▶ _Material for the task_

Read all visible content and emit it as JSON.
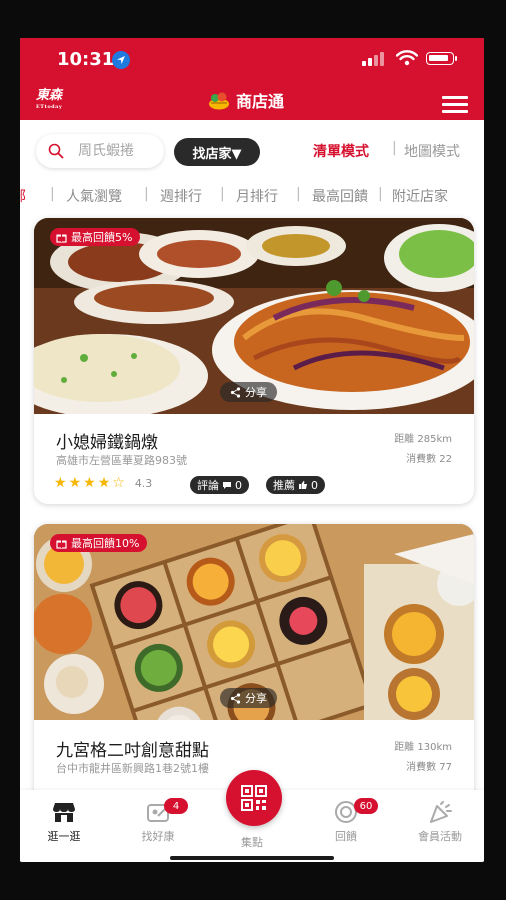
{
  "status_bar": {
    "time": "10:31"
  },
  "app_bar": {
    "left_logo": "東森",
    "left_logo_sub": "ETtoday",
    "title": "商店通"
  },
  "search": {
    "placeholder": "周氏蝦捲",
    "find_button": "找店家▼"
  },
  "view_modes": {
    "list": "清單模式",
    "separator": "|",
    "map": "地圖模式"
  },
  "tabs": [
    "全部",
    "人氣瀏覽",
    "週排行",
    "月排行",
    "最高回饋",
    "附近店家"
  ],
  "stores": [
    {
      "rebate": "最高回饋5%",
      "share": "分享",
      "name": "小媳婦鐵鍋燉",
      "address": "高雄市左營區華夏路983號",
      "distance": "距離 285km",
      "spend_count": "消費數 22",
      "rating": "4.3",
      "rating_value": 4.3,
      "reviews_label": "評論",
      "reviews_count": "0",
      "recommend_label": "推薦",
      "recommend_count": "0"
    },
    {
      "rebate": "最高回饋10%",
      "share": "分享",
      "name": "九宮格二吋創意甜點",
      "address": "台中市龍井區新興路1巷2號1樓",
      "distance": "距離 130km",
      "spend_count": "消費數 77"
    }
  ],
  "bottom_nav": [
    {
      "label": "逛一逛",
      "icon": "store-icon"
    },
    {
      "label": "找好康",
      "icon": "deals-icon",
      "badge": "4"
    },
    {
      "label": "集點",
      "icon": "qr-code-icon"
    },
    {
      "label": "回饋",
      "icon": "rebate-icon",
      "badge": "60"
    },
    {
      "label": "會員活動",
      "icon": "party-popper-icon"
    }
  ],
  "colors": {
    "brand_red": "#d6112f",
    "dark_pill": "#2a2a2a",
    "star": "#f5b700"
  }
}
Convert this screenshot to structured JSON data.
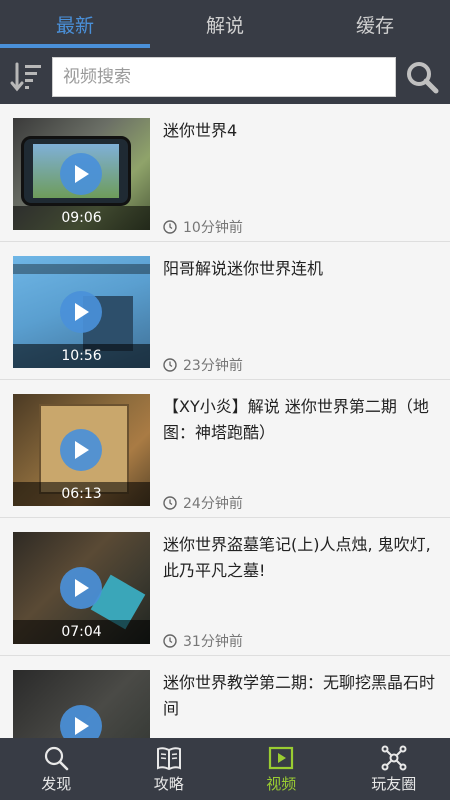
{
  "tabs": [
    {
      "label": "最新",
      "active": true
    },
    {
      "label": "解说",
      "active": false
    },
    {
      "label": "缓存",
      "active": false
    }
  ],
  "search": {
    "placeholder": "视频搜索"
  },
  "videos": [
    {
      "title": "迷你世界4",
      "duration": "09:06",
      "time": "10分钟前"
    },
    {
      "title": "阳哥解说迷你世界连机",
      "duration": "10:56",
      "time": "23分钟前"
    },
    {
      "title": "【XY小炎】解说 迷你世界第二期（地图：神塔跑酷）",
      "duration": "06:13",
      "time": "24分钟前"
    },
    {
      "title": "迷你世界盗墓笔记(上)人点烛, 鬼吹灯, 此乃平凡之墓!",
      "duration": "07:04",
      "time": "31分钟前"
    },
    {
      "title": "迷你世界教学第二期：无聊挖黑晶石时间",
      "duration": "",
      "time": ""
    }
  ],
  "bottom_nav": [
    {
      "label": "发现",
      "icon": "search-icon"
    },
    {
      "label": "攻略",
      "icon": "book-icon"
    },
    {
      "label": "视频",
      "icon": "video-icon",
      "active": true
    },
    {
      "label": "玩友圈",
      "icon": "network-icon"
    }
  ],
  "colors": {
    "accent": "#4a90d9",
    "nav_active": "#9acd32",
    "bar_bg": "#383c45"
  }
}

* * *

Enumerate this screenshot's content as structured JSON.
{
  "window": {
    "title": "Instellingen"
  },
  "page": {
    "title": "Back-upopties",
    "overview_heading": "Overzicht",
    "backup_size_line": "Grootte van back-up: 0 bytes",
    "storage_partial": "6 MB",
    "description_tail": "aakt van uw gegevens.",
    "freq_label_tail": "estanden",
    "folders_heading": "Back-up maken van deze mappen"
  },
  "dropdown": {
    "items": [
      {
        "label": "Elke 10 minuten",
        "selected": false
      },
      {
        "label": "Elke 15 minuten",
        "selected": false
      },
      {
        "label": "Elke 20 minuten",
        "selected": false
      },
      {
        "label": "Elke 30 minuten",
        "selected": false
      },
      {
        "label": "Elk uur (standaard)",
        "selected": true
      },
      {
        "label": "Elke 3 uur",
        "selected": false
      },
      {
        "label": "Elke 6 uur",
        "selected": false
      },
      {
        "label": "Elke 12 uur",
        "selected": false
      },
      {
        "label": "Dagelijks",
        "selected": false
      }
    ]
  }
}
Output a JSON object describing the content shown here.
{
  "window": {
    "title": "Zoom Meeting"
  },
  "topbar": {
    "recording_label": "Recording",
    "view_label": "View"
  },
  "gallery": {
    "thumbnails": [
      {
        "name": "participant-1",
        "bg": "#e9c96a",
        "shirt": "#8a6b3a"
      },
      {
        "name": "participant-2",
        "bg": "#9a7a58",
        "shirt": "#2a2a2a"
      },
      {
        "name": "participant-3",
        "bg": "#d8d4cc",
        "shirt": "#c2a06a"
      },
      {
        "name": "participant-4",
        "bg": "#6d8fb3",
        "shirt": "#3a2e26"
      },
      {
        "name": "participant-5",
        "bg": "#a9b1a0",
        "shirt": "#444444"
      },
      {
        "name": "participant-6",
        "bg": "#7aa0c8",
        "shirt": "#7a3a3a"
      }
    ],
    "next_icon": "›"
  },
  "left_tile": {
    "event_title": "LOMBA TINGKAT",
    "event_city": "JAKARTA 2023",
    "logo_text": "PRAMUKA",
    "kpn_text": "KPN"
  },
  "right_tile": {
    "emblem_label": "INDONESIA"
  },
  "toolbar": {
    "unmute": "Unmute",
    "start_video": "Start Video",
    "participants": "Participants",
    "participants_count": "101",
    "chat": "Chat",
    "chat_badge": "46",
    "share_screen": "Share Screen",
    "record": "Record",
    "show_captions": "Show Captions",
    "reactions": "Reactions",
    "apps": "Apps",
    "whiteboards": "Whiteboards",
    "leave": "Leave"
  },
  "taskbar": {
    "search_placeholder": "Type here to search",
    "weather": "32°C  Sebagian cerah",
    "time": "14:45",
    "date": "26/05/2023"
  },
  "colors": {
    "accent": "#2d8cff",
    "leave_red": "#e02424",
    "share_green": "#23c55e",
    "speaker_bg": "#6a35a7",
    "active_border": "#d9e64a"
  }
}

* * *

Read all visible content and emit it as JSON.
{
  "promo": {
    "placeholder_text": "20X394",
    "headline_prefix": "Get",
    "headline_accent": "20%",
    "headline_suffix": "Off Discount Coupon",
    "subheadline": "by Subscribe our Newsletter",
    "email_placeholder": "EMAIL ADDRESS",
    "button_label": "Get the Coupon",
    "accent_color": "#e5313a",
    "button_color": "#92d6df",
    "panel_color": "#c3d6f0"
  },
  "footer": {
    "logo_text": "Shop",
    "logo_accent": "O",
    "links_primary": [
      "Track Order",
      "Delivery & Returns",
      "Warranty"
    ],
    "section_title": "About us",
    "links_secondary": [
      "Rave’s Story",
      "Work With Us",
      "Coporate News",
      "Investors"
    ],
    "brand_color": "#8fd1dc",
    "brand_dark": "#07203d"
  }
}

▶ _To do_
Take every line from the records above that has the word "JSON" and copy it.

▶ _Expected answer_
Read all visible content and emit it as JSON.
Convert this screenshot to structured JSON data.
Enumerate this screenshot's content as structured JSON.
Output a JSON object describing the content shown here.
Read all visible content and emit it as JSON.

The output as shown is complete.